We all know the adage, those who can’t ‘do’, teach. But consider this: without those who teach, we cannot learn how to ‘do’. In 2014 Harry Collins and Robert Evans wrote about the notion of expertise. They suggested that expertise could be considered along a continuum from ‘beer mat’ or ‘popular’ understanding to ‘contributory expertise’. Most people have a beer mat or popular understanding of teaching. Most of us have experience of a classroom. Some of us may have heard the quote about lighting a fire, rather than filling a bucket, a quote which would feature nicely on a beer mat. But, as hundreds of thousands of parents through lockdown would agree, beer mat expertise does not make you a teacher, nor an expert in skills development.

Our colleges and teachers have expertise that make them valuable contributors to the skills agenda. In our sector DNA are all the codes required to create self-perpetuating improvements as well as contribute to skills planning on a local, regional and national level.

For example, in the Thames Valley, The KWP Ltd worked together with the Chamber of Commerce, other agencies and, critically, college people, to create an application for a Skills Trailblazer. At the time of writing, we do not know whether this application is successful. But, in a sense, that does not matter. What mattered was that in the Thames Valley there was room at the table for all interested parties- and colleges were contributory experts- with the skills to teach skills.
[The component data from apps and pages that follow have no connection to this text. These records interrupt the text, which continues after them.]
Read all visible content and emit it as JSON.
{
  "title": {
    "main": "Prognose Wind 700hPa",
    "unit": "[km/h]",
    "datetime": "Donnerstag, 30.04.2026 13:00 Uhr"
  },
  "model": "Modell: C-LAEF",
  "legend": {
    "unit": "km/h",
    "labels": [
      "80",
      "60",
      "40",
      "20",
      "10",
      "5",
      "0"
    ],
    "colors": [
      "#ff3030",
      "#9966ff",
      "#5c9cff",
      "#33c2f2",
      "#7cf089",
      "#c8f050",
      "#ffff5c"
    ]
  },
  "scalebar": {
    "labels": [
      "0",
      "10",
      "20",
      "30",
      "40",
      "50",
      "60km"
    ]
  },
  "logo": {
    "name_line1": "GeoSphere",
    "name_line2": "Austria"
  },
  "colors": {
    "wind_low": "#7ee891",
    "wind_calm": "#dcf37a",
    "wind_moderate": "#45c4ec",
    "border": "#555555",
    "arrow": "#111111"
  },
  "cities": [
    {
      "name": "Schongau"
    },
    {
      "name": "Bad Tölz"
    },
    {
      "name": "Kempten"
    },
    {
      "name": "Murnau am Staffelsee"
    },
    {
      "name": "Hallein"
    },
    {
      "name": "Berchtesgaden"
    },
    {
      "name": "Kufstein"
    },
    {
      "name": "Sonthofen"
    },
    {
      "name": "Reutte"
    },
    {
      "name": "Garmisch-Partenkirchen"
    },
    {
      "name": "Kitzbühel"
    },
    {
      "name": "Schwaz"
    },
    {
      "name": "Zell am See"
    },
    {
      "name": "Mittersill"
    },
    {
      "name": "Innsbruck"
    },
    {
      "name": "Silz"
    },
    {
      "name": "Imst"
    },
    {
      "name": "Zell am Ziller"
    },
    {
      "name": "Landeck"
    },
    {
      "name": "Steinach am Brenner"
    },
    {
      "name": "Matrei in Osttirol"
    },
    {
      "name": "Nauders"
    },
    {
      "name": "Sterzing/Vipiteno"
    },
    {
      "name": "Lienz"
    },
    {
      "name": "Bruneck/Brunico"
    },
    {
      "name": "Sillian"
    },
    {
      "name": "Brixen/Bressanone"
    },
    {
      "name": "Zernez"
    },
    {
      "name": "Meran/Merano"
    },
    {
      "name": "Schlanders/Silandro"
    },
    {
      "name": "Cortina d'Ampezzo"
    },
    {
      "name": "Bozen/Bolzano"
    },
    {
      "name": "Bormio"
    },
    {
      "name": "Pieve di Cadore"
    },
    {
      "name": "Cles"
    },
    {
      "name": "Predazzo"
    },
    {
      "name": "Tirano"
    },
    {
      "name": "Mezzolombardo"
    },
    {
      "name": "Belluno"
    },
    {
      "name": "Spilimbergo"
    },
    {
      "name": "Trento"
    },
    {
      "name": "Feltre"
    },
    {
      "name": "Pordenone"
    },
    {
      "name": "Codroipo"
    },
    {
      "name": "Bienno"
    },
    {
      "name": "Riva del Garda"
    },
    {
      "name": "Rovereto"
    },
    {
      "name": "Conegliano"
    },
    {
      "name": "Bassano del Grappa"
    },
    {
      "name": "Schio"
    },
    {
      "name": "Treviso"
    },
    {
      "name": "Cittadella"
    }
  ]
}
Therefore, Association of Colleges, in partnership with The KWP Ltd is piloting The College Collective.

The College Collective idea is a new, affordable, values-led initiative with two objectives:

  • To sustain collaboration between colleges: a self-reliant alliance for improvement to support colleges, our students and communities.
  • To promote colleges and their people as experts in the spaces of skills, recovery and economic policy.

The idea in a sentence:

To give college managers the opportunity to develop their capabilities as AoC Associate Experts who can support partner colleges and institutions.

This proposal will not offer a solution to all support and consultancy needs. That is not its intention. However, the pilot phase will explore the possibilities for a sector-led consultancy that uses a secondment model to develop AoC Associate Experts who can offer support such as consultancy or coaching to partner colleges; to their peers, as well as to external partners (for example local authorities and chambers of commerce in this new world of the Skills Accelerator).

Why might this be a good idea?

  • Individuals get development and progression
  • Colleges benefit from employees who are trained and accredited AoC Associate Experts with broadened experience from working with other colleges and institutions.
  • Partner colleges benefit from AoC Associate Experts with current experience and knowledge.
  • Income cycles directly back to colleges who contribute AoC Associate Experts
  • AoC Associate Experts and colleges are positioned as experts in the space of skills, recovery and economic policy (at a time of policy and strategy shift).

The College Collective pilot will start in September. We believe that collaboration will be crucial for colleges to thrive moving forwards, and that this pilot, and the learning that comes from it, will be one way of demonstrating system leadership. Those who teach, and learn, and collaborate, will thrive.

If you are interested in finding out more and want to register your interest for the pilot, please email and we will be in touch shortly with more information.

Collins, H. & Evans, R. (2008) Rethinking Expertise. University of Chicago Press